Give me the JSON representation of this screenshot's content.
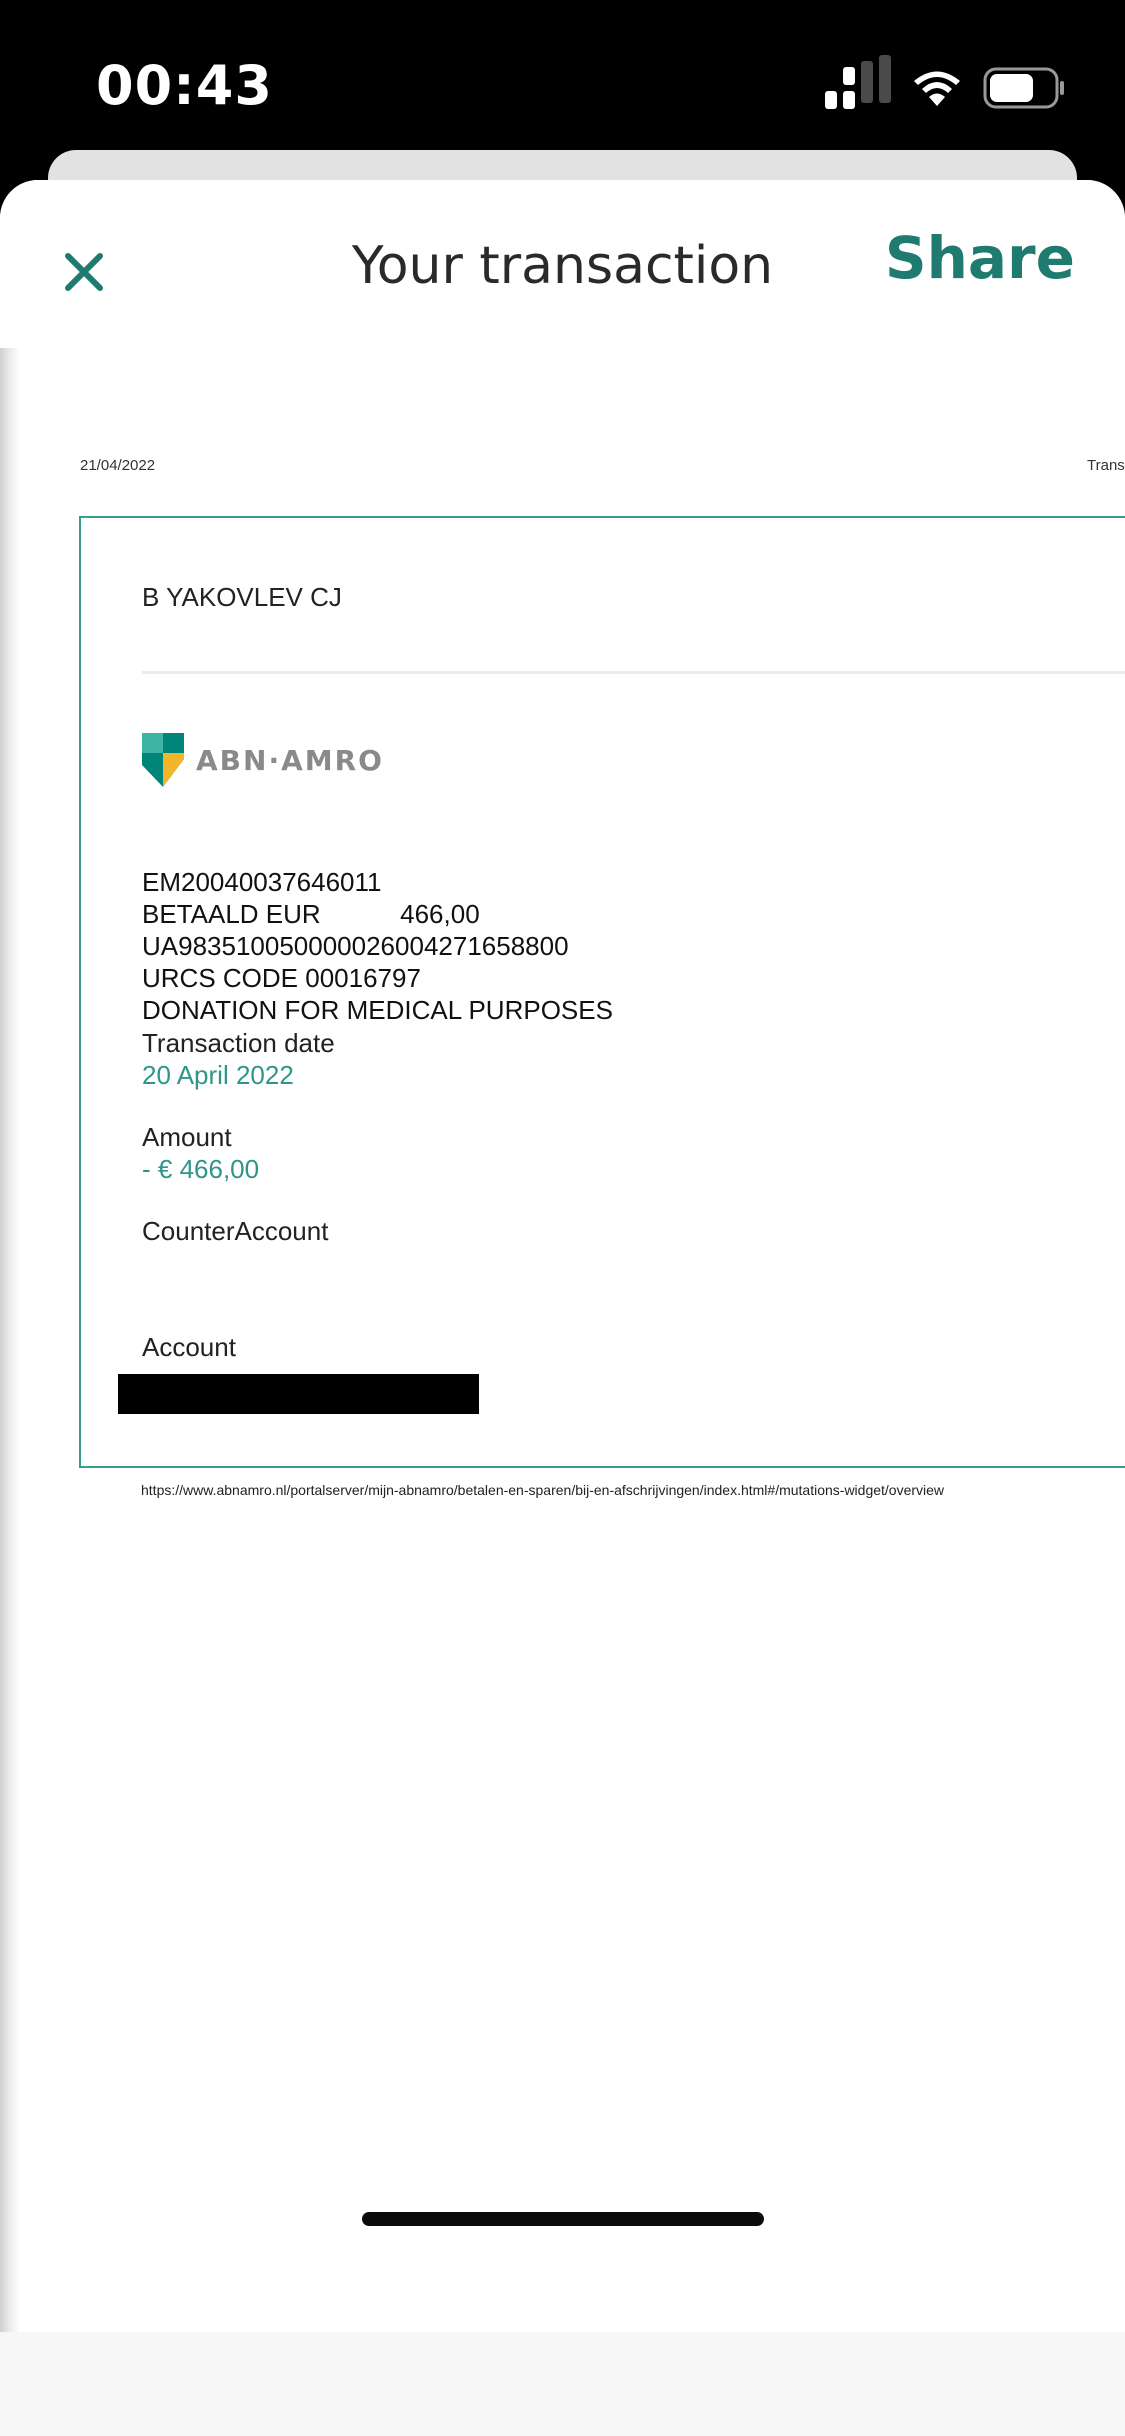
{
  "status_bar": {
    "time": "00:43",
    "battery_level": 0.7
  },
  "nav": {
    "title": "Your transaction",
    "share_label": "Share",
    "close_icon": "close-icon"
  },
  "document": {
    "date": "21/04/2022",
    "header_right": "Trans",
    "account_holder": "B YAKOVLEV CJ",
    "bank_logo_text": "ABN·AMRO",
    "description_lines": [
      "EM20040037646011",
      "BETAALD EUR           466,00",
      "UA983510050000026004271658800",
      "URCS CODE 00016797",
      "DONATION FOR MEDICAL PURPOSES"
    ],
    "transaction_date_label": "Transaction date",
    "transaction_date_value": "20 April 2022",
    "amount_label": "Amount",
    "amount_value": "- € 466,00",
    "counter_account_label": "CounterAccount",
    "account_label": "Account",
    "url": "https://www.abnamro.nl/portalserver/mijn-abnamro/betalen-en-sparen/bij-en-afschrijvingen/index.html#/mutations-widget/overview"
  },
  "colors": {
    "accent": "#1f7a70",
    "value_text": "#2e9688",
    "frame_border": "#3a9b90",
    "logo_green": "#00857a",
    "logo_yellow": "#f3b52a"
  }
}
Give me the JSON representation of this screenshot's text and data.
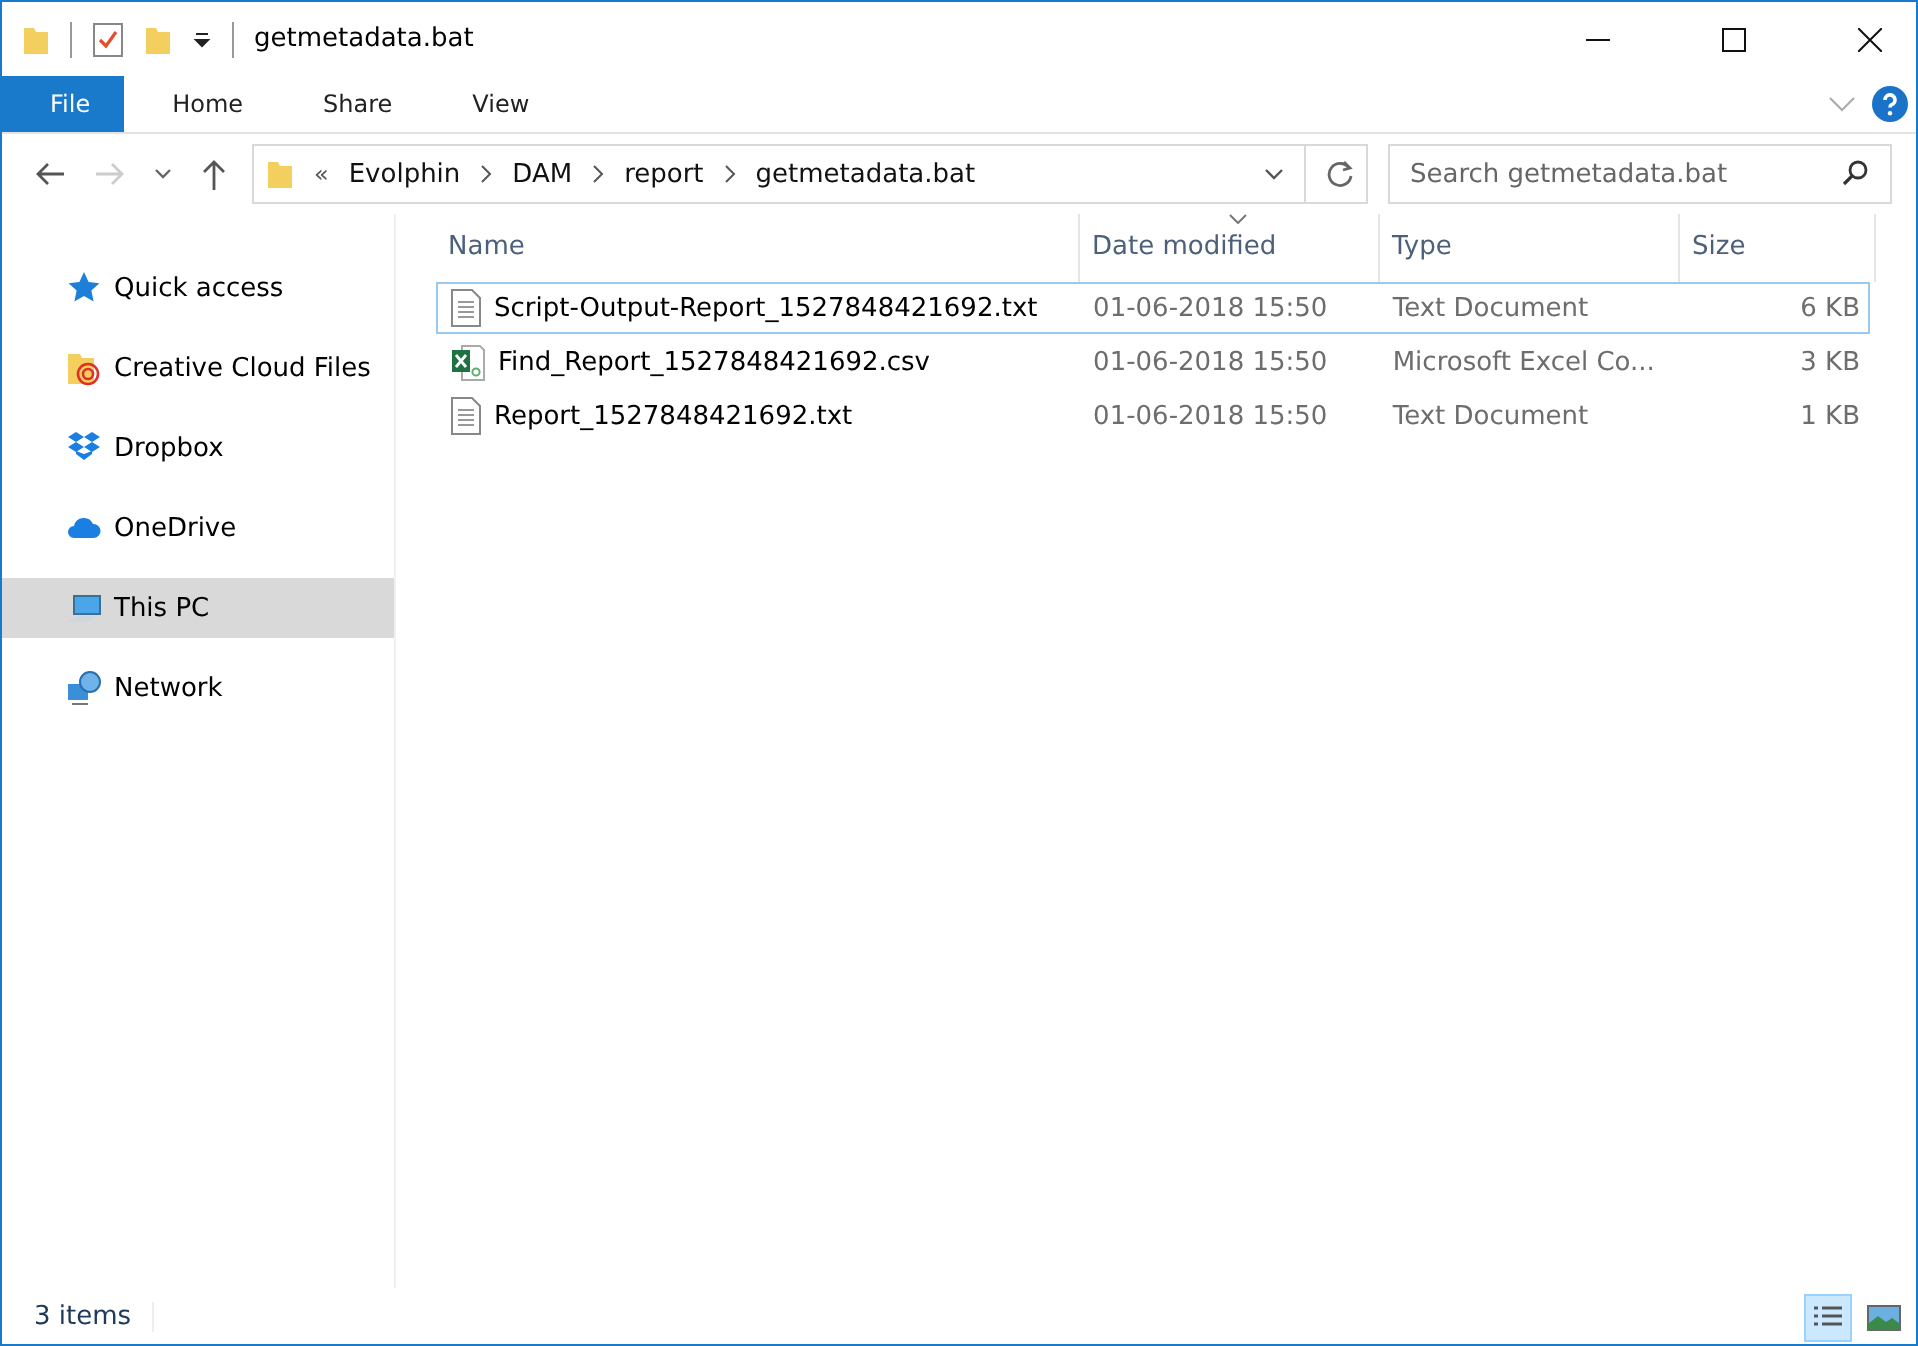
{
  "window": {
    "title": "getmetadata.bat"
  },
  "ribbon_tabs": [
    {
      "label": "File",
      "selected": true
    },
    {
      "label": "Home",
      "selected": false
    },
    {
      "label": "Share",
      "selected": false
    },
    {
      "label": "View",
      "selected": false
    }
  ],
  "address": {
    "overflow": "«",
    "segments": [
      "Evolphin",
      "DAM",
      "report",
      "getmetadata.bat"
    ]
  },
  "search": {
    "placeholder": "Search getmetadata.bat"
  },
  "sidebar": {
    "items": [
      {
        "label": "Quick access",
        "kind": "star",
        "selected": false
      },
      {
        "label": "Creative Cloud Files",
        "kind": "cloudfiles",
        "selected": false
      },
      {
        "label": "Dropbox",
        "kind": "dropbox",
        "selected": false
      },
      {
        "label": "OneDrive",
        "kind": "onedrive",
        "selected": false
      },
      {
        "label": "This PC",
        "kind": "pc",
        "selected": true
      },
      {
        "label": "Network",
        "kind": "network",
        "selected": false
      }
    ]
  },
  "table": {
    "columns": [
      "Name",
      "Date modified",
      "Type",
      "Size"
    ],
    "rows": [
      {
        "kind": "text",
        "name": "Script-Output-Report_1527848421692.txt",
        "date": "01-06-2018 15:50",
        "type": "Text Document",
        "size": "6 KB",
        "focused": true
      },
      {
        "kind": "excel",
        "name": "Find_Report_1527848421692.csv",
        "date": "01-06-2018 15:50",
        "type": "Microsoft Excel Co...",
        "size": "3 KB",
        "focused": false
      },
      {
        "kind": "text",
        "name": "Report_1527848421692.txt",
        "date": "01-06-2018 15:50",
        "type": "Text Document",
        "size": "1 KB",
        "focused": false
      }
    ]
  },
  "status_bar": {
    "count": "3 items",
    "views": [
      {
        "kind": "details",
        "selected": true
      },
      {
        "kind": "thumbs",
        "selected": false
      }
    ]
  }
}
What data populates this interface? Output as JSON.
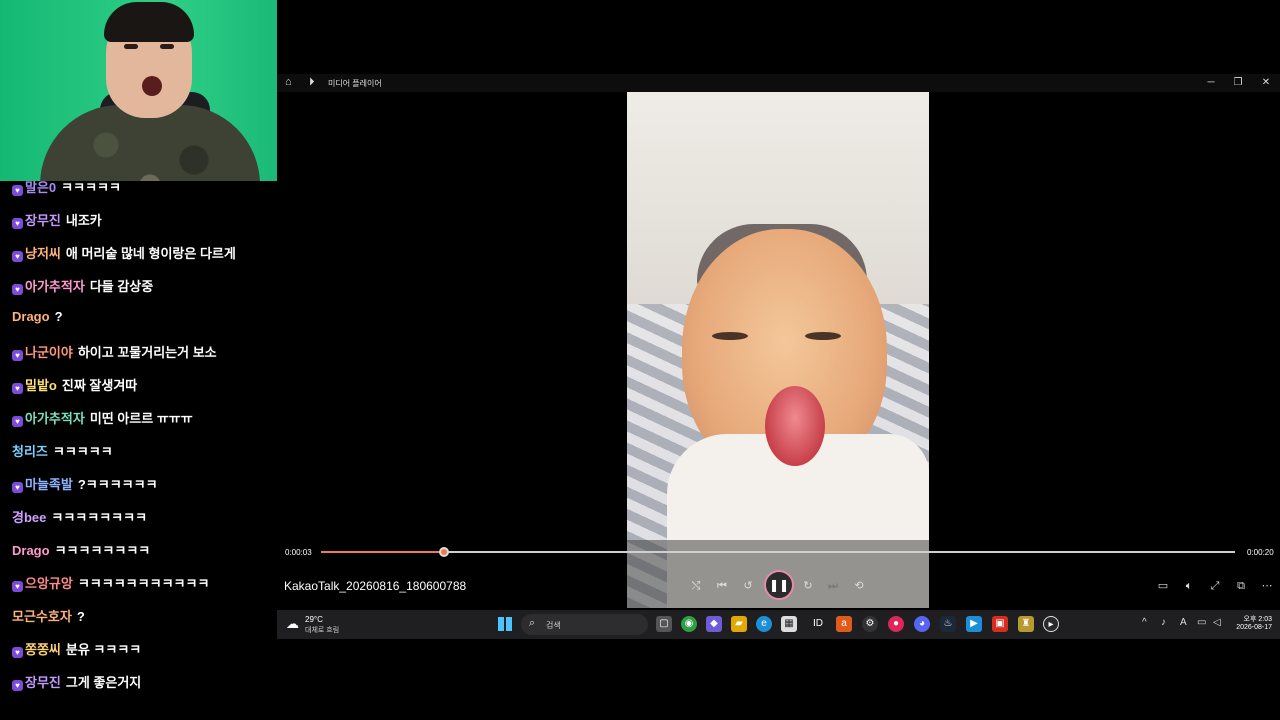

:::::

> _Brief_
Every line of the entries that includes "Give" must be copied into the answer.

> _Written answer_
Give me the JSON representation of this screenshot's content.
Give me the JSON representation of this screenshot's text and data.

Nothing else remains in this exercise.